The European Union has a vision about the cross-European transportation, called Trans-European Transport Network (TEN-T). The goal of TEN-T developments (funded by EU) is to make the EU internal market more competitive and to speed up the market access. The developments of member states fit into this framework, including the low-cost CEE Region.
The Polish motorway system is traditionally underdeveloped compared to other CEE countries. The European Football Championship 2012 will change dramaticly this picture, in 2015 there will be complete east-west and north-south motorway corridors in Poland.
The current develepments are focusing on Warsaw-Berlin motorway, involving Chinese companies, as this short video shows:
The most important one of the three Slovakian motorways is called D1 Motorway, starting from the capital city Bratislava, and directing Eastern Slovakia and Ukraine. Some part of this motorway is under construction, the Ukrainian border is planned to reach in 2020.
The Czech Republic has one of the most developed motorway network in Central- and Eastern Europe. It's reached all the neighboring countries, and has two main hubs: Prague and Brno are the poles of the network.
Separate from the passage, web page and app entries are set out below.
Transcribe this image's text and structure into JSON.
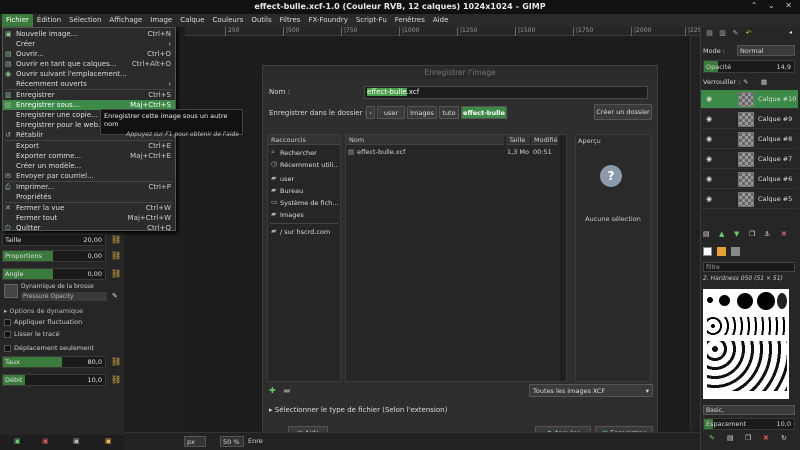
{
  "window": {
    "title": "effect-bulle.xcf-1.0 (Couleur RVB, 12 calques) 1024x1024 – GIMP",
    "controls": "⌃ ⌄ ✕"
  },
  "menubar": {
    "items": [
      "Fichier",
      "Édition",
      "Sélection",
      "Affichage",
      "Image",
      "Calque",
      "Couleurs",
      "Outils",
      "Filtres",
      "FX-Foundry",
      "Script-Fu",
      "Fenêtres",
      "Aide"
    ]
  },
  "ruler": {
    "ticks": [
      "250",
      "|500",
      "|750",
      "|1000",
      "|1250",
      "|1500",
      "|1750",
      "|2000",
      "|2250"
    ]
  },
  "file_menu": {
    "items": [
      {
        "label": "Nouvelle image...",
        "shortcut": "Ctrl+N"
      },
      {
        "label": "Créer",
        "shortcut": "›"
      },
      {
        "label": "Ouvrir...",
        "shortcut": "Ctrl+O"
      },
      {
        "label": "Ouvrir en tant que calques...",
        "shortcut": "Ctrl+Alt+O"
      },
      {
        "label": "Ouvrir suivant l'emplacement...",
        "shortcut": ""
      },
      {
        "label": "Récemment ouverts",
        "shortcut": "›"
      },
      {
        "label": "Enregistrer",
        "shortcut": "Ctrl+S"
      },
      {
        "label": "Enregistrer sous...",
        "shortcut": "Maj+Ctrl+S"
      },
      {
        "label": "Enregistrer une copie...",
        "shortcut": ""
      },
      {
        "label": "Enregistrer pour le web...",
        "shortcut": ""
      },
      {
        "label": "Rétablir",
        "shortcut": ""
      },
      {
        "label": "Export",
        "shortcut": "Ctrl+E"
      },
      {
        "label": "Exporter comme...",
        "shortcut": "Maj+Ctrl+E"
      },
      {
        "label": "Créer un modèle...",
        "shortcut": ""
      },
      {
        "label": "Envoyer par courriel...",
        "shortcut": ""
      },
      {
        "label": "Imprimer...",
        "shortcut": "Ctrl+P"
      },
      {
        "label": "Propriétés",
        "shortcut": ""
      },
      {
        "label": "Fermer la vue",
        "shortcut": "Ctrl+W"
      },
      {
        "label": "Fermer tout",
        "shortcut": "Maj+Ctrl+W"
      },
      {
        "label": "Quitter",
        "shortcut": "Ctrl+Q"
      }
    ]
  },
  "tooltip": {
    "text": "Enregistrer cette image sous un autre nom",
    "hint": "Appuyez sur F1 pour obtenir de l'aide"
  },
  "tool_options": {
    "size": {
      "label": "Taille",
      "value": "20,00"
    },
    "ratio": {
      "label": "Proportions",
      "value": "0,00"
    },
    "angle": {
      "label": "Angle",
      "value": "0,00"
    },
    "dynamics_label": "Dynamique de la brosse",
    "dynamics_value": "Pressure Opacity",
    "dynamics_options": "Options de dynamique",
    "apply_jitter": "Appliquer fluctuation",
    "smooth_stroke": "Lisser le tracé",
    "incremental": "Déplacement seulement",
    "rate": {
      "label": "Taux",
      "value": "80,0",
      "fill": 0.8
    },
    "flow": {
      "label": "Débit",
      "value": "10,0",
      "fill": 0.1
    }
  },
  "dialog": {
    "title": "Enregistrer l'image",
    "name_label": "Nom :",
    "name_selected": "effect-bulle",
    "name_ext": ".xcf",
    "folder_label": "Enregistrer dans le dossier :",
    "path": [
      "user",
      "Images",
      "tuto",
      "effect-bulle"
    ],
    "create_folder": "Créer un dossier",
    "places_header": "Raccourcis",
    "places": [
      "Rechercher",
      "Récemment utili...",
      "user",
      "Bureau",
      "Système de fich...",
      "Images",
      "/ sur hscrd.com"
    ],
    "columns": {
      "name": "Nom",
      "size": "Taille",
      "modified": "Modifié"
    },
    "files": [
      {
        "name": "effect-bulle.xcf",
        "size": "1,3 Mo",
        "modified": "00:51"
      }
    ],
    "preview_header": "Aperçu",
    "no_selection": "Aucune sélection",
    "filter": "Toutes les images XCF",
    "file_type": "Sélectionner le type de fichier (Selon l'extension)",
    "help": "Aide",
    "cancel": "Annuler",
    "save": "Enregistrer"
  },
  "layers_panel": {
    "mode_label": "Mode :",
    "mode_value": "Normal",
    "opacity_label": "Opacité",
    "opacity_value": "14,9",
    "lock_label": "Verrouiller :",
    "layers": [
      "Calque #10",
      "Calque #9",
      "Calque #8",
      "Calque #7",
      "Calque #6",
      "Calque #5"
    ]
  },
  "brushes_panel": {
    "filter": "filtre",
    "brush_name": "2. Hardness 050 (51 × 51)",
    "preset": "Basic,",
    "spacing_label": "Espacement",
    "spacing_value": "10,0"
  },
  "statusbar": {
    "unit": "px",
    "zoom": "50 %",
    "text": "Enre"
  }
}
The 1400 km long Hungarian motorway system is the most wide-spread network in CEE. Hungary has 7 neighboring countries, and almost all these countries can be reached via motorway (Romania and Ukraine will be reached in 2015). TEN-T corridors from the north to south (Slovakia to Romania) and from the west to east (from Italy to Ukraine) are crossing each other in the region of Polgar Industrial Park.
Romania, with its ~300 km motorway and its week quality road network, has a modest logistics potential. However, the large-scale motorway developments are in process, the total network (above) is planned to finish in 2016.